Gratitude as a Coping Mechanism
In times of crisis or personal struggle, the practice of gratitude serves as a coping mechanism. For individuals with chronic illness, navigating the emotional toll of their condition requires adaptive coping strategies, and gratitude can provide a constructive and empowering outlet. Similarly, for those experiencing dizziness, integrating gratitude into their coping toolkit may be a part of a holistic approach to managing the emotional challenges associated with the unpredictability of their symptoms.

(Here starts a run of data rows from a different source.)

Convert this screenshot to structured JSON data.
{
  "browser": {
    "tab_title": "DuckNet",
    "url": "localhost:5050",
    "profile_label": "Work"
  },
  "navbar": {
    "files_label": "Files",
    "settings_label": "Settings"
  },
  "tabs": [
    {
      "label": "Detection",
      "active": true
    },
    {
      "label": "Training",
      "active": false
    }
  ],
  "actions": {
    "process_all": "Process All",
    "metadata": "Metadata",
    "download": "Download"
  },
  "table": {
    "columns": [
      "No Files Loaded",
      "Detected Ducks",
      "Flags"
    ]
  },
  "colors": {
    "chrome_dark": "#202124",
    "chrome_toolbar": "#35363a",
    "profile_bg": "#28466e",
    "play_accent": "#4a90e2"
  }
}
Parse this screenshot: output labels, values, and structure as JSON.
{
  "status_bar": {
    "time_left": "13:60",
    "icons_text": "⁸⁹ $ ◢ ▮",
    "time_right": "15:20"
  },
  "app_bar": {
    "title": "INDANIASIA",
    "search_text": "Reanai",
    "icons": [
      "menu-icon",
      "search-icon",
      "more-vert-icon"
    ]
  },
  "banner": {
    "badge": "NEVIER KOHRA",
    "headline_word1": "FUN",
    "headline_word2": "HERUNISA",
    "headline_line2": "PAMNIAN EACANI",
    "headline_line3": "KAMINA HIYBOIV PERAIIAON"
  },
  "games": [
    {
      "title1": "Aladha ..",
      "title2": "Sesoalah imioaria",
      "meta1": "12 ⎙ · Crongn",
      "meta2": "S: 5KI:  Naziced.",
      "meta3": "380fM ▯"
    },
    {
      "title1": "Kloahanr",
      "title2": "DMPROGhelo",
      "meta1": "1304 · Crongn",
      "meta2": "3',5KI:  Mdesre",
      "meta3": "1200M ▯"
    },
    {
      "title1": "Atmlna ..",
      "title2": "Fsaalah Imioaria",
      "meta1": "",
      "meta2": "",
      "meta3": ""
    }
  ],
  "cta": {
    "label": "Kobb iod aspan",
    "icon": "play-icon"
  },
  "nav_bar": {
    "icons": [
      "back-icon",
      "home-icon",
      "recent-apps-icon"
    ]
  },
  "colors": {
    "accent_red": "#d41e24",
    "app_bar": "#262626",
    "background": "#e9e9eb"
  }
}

Gratitude becomes a psychological anchor during challenging times, helping individuals with chronic illness and dizziness to weather the storms of their respective health journeys with greater resilience.
The Holistic Impact on Well-Being
Gratitude and Physical Health
The mind-body connection is a well-established concept, and the impact of gratitude extends beyond the realm of mental and emotional well-being. For individuals with chronic illness, maintaining physical health is often a delicate balance, and gratitude practices have been associated with improved immune function and better sleep quality. Similarly, for those experiencing dizziness, the potential positive impact on physical health through gratitude may contribute to an overall sense of well-being and gratitude for their own bodies. For example, on the days where you’re feeling better it’s often helpful to thank your body for what it did that day! After moving your body, or doing an activity, or just after a long day shifting from ‘I feel so tired, I can’t believe my body can’t do as much as it used to,’ to ‘I am grateful for what my body was able to do today’ can be very impactful.
Gratitude and Personal Growth
A daily gratitude practice is not merely a tool for maintaining the status quo; it serves as a catalyst for personal growth and self-improvement. For individuals with chronic illness, the journey is often marked by continuous learning and adaptation. Gratitude becomes a vehicle for embracing change, learning from experiences, and evolving into a stronger, more resilient self. For those dealing with dizziness, the practice of gratitude may encourage a growth-oriented mindset, empowering them to navigate the challenges of their condition with a sense of purpose and self-discovery.